4. Shawn Wong says, "I decided I would major in something called Asian American literature, except there were no teachers, no assignments, no credits, no classes." Why not? Can you identify significant omissions in your curriculum?
5. Darlene Clark Hine claims, "Historians can write about a history of anything but the key is the historian must decide that thing, event or person or group is worthy of historical investigation, and apparently no one had ever thought black women in Indiana were worth studying." Why was it important to write about black women in Indiana? What makes a subject historically significant and worthy of scholarly investigation? How do race and gender inform the research you conduct or the papers you write?
6. Dr. Hine goes on to add: "I think scholars of color have enriched about every discipline because of the new questions they have asked and the new approaches they have taken." Do you agree? Can you cite instances where faculty of color have enriched your departments and disciplines?
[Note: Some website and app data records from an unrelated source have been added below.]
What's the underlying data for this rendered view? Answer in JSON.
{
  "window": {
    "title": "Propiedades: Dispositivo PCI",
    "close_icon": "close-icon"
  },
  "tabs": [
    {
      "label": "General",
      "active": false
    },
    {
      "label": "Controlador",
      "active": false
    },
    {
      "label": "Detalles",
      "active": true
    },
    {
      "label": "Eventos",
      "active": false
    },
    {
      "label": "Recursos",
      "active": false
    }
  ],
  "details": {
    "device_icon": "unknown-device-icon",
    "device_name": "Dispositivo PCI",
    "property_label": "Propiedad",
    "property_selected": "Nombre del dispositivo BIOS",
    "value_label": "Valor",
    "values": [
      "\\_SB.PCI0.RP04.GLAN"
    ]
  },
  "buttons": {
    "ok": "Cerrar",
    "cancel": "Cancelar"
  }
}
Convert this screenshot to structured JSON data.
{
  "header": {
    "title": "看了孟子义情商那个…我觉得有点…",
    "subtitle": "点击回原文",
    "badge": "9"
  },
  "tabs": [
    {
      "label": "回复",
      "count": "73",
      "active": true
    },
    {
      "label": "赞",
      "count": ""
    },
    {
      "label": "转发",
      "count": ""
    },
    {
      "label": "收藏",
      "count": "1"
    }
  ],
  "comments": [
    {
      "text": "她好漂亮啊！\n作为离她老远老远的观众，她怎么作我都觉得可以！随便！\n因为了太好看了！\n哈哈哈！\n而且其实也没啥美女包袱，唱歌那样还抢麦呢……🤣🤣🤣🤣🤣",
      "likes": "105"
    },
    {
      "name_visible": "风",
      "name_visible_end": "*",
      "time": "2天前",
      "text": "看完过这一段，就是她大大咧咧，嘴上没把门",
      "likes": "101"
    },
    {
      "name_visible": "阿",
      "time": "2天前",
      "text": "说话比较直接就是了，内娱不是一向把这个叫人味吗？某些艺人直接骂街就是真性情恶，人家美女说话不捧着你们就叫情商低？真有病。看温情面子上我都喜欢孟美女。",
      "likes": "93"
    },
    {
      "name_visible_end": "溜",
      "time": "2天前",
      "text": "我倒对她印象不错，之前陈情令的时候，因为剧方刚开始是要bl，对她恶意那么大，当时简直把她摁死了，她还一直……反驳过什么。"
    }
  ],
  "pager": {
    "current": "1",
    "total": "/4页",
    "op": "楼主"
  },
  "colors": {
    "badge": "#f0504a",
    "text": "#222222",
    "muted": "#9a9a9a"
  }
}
7. Robin Kells for assistance...The burden of being a black presence falls on a handful of people. At NYU I'm chairing the Latin American search committee. I'm on the American Studies search committee. I'm on the graduate admissions and fellowship committee. I'm on the third-year review committee. I'm on the graduate exam committee. I'm on the minority recruitment and retention committee." Gloria Cuadraz adds: "I have seen colleagues, Chicanas, Latinas, constantly working and so in demand by the needs of the institution that they are not able to submit their research in time to get tenure." Do minority faculty share a similar advising and service burden on your campus? Do they appear especially stressed and overworked? Are there any issues you believe are specific to women of color only? Does your hiring, promotion, and tenure criteria value service appropriately? What other steps can be taken to ease the workload and improve the quality of life of overstressed minority faculty?
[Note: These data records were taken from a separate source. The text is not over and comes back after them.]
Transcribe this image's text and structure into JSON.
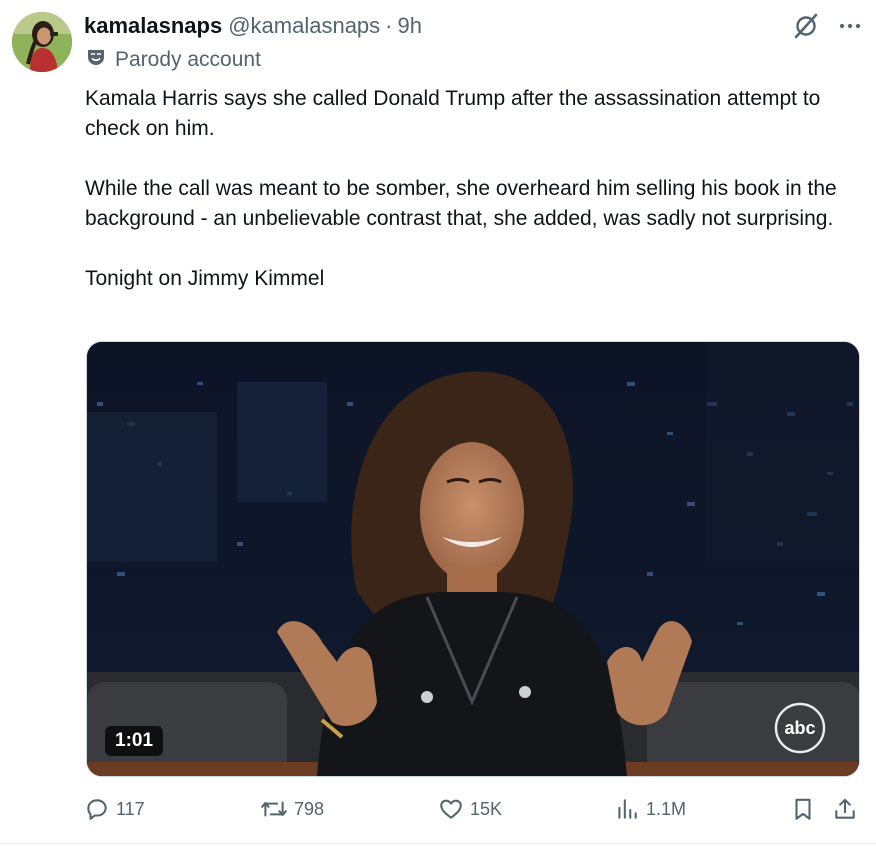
{
  "post": {
    "display_name": "kamalasnaps",
    "handle": "@kamalasnaps",
    "separator": "·",
    "time": "9h",
    "label": "Parody account",
    "paragraphs": [
      "Kamala Harris says she called Donald Trump after the assassination attempt to check on him.",
      "While the call was meant to be somber, she overheard him selling his book in the background - an unbelievable contrast that, she added, was sadly not surprising.",
      "Tonight on Jimmy Kimmel"
    ]
  },
  "media": {
    "duration": "1:01",
    "network_logo": "abc"
  },
  "actions": {
    "replies": "117",
    "reposts": "798",
    "likes": "15K",
    "views": "1.1M"
  },
  "icons": {
    "header": [
      "grok-icon",
      "more-icon"
    ],
    "label": "parody-mask-icon",
    "actions": [
      "reply-icon",
      "retweet-icon",
      "like-icon",
      "views-icon",
      "bookmark-icon",
      "share-icon"
    ]
  },
  "colors": {
    "text": "#0f1419",
    "secondary": "#536471",
    "border": "#cfd9de"
  }
}
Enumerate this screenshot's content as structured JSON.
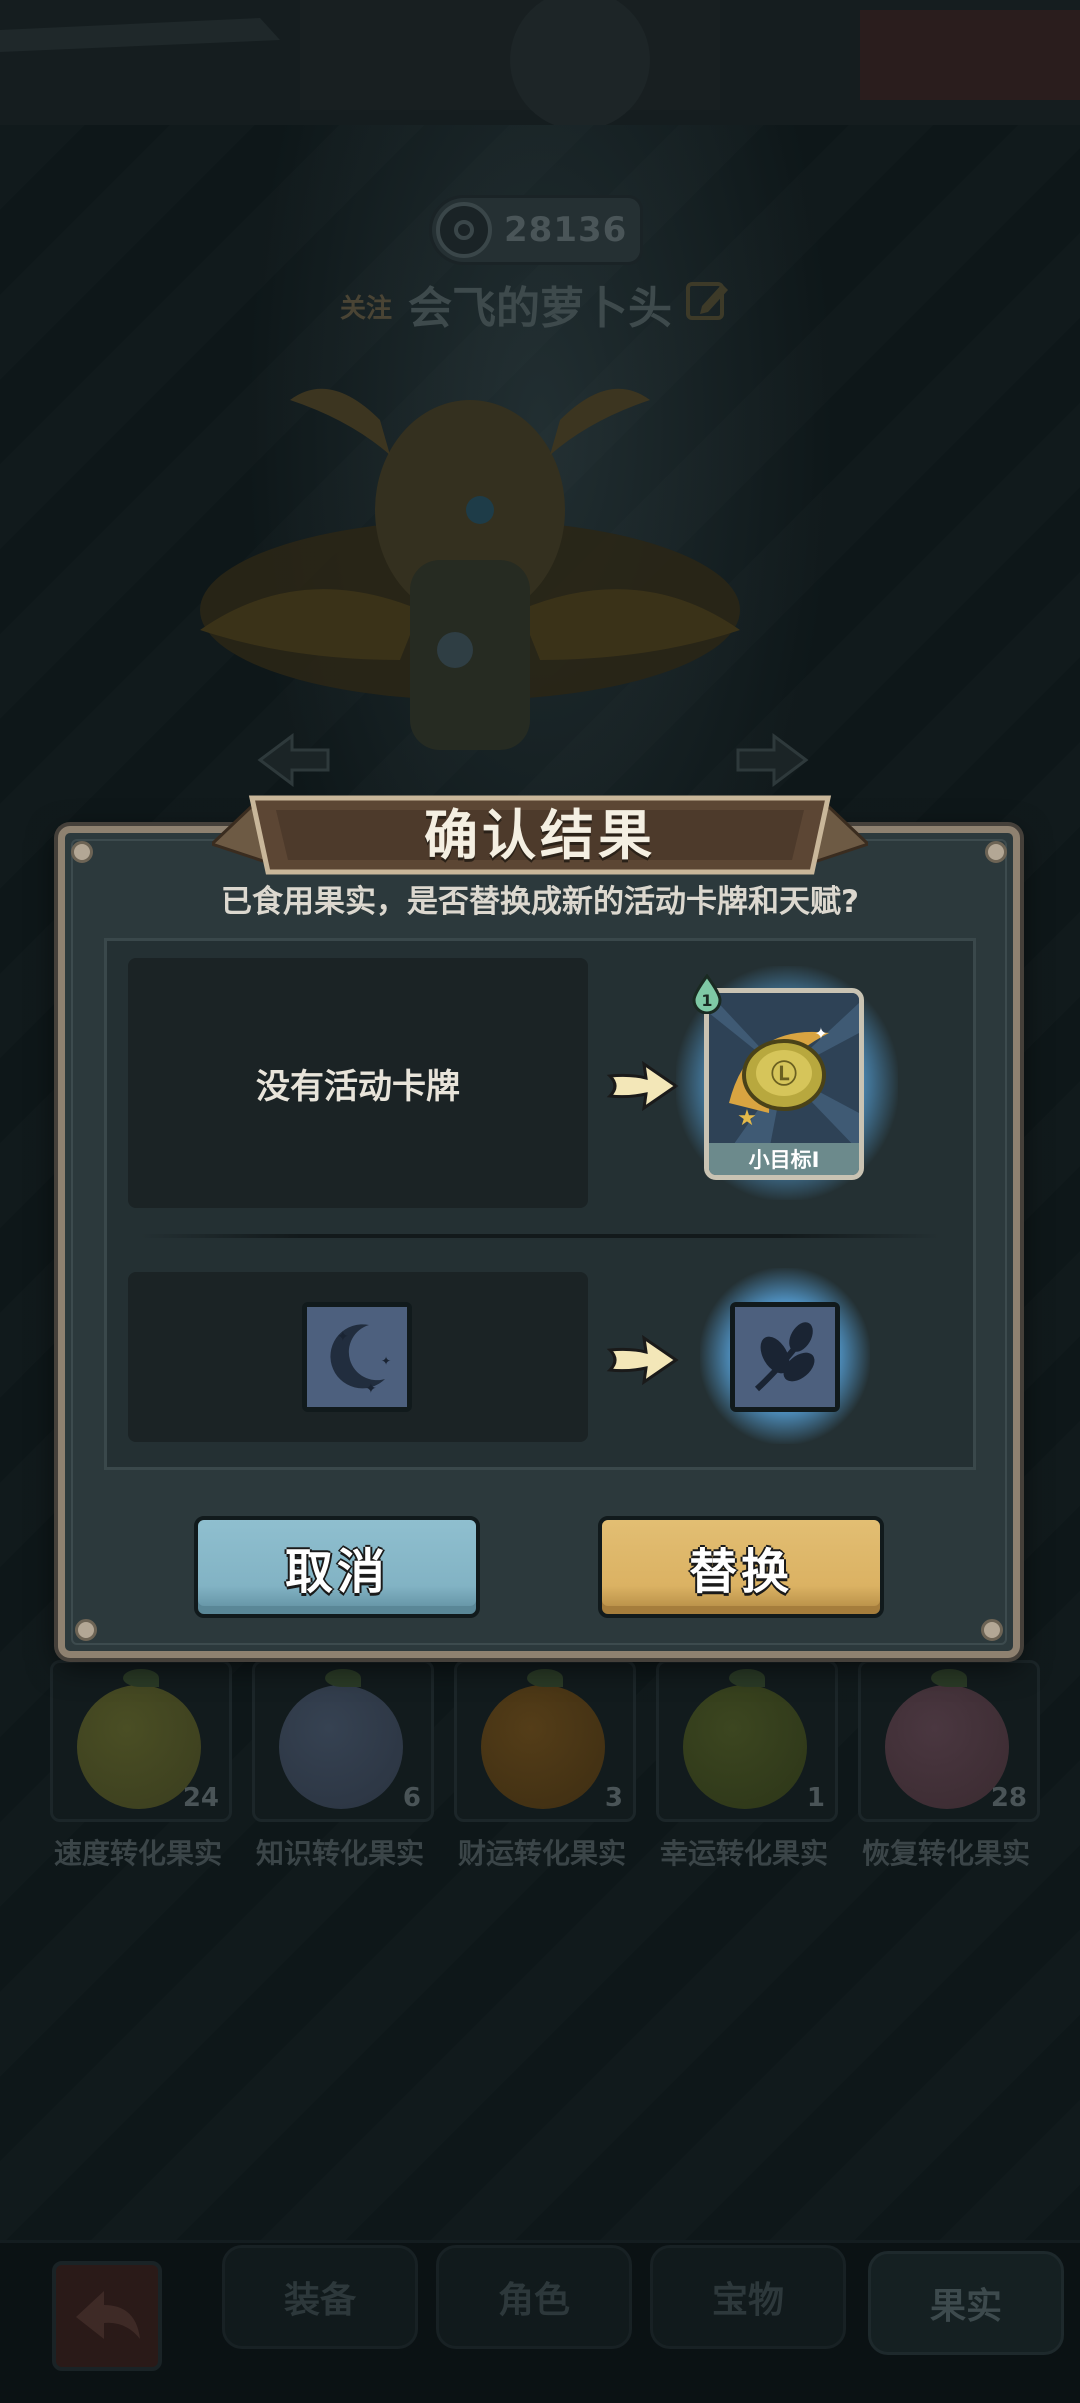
{
  "profile": {
    "power": "28136",
    "follow_label": "关注",
    "player_name": "会飞的萝卜头"
  },
  "dialog": {
    "title": "确认结果",
    "subtitle": "已食用果实，是否替换成新的活动卡牌和天赋?",
    "current_card_text": "没有活动卡牌",
    "new_card": {
      "name": "小目标I",
      "level": "1"
    },
    "current_talent_icon": "moon-icon",
    "new_talent_icon": "leaf-sprig-icon",
    "cancel_label": "取消",
    "replace_label": "替换"
  },
  "fruits": [
    {
      "label": "速度转化果实",
      "count": "24",
      "color": "#3a3d1e"
    },
    {
      "label": "知识转化果实",
      "count": "6",
      "color": "#2a3340"
    },
    {
      "label": "财运转化果实",
      "count": "3",
      "color": "#3d2d12"
    },
    {
      "label": "幸运转化果实",
      "count": "1",
      "color": "#2c3518"
    },
    {
      "label": "恢复转化果实",
      "count": "28",
      "color": "#3a2a30"
    }
  ],
  "tabs": [
    {
      "label": "装备",
      "active": false
    },
    {
      "label": "角色",
      "active": false
    },
    {
      "label": "宝物",
      "active": false
    },
    {
      "label": "果实",
      "active": true
    }
  ],
  "colors": {
    "cancel_button": "#82b3c4",
    "replace_button": "#dbb263",
    "dialog_border": "#8e8170",
    "card_glow": "#8fd0ff"
  }
}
8. Gloria Cuadraz states, "I have the tenure clock ticking the same time I have the biological clock ticking. I may be forced to choose and I think I know which one I'm going to choose: the tenure clock." What does her comment reveal about the experience of women in the academy compared with men? What would you do if this choice were put before you? Are women faculty at your institution forced to make a similar choice? Is it different for minority women? What can be done to eliminate this "choice" and improve options for women faculty?
9. Darlene Clark Hine declares, "My generation of black women academicians and women of color academicians is really a sacrificial generation." What does she mean? Do you agree? Why women of color? and to what extent does her statement pertain to men of color? What steps can be taken to better the situation on your campus?
"Humankind has not woven the web of life. We are but one thread
within it. Whatever we do to the web, we do tou ourselves. All things
are bound together. All things connect.
Institutional Planning and Diversity
Higher Education and Race / Racism
Departmental / Faculty
Teaching, Learning and Curriculum
|back to top|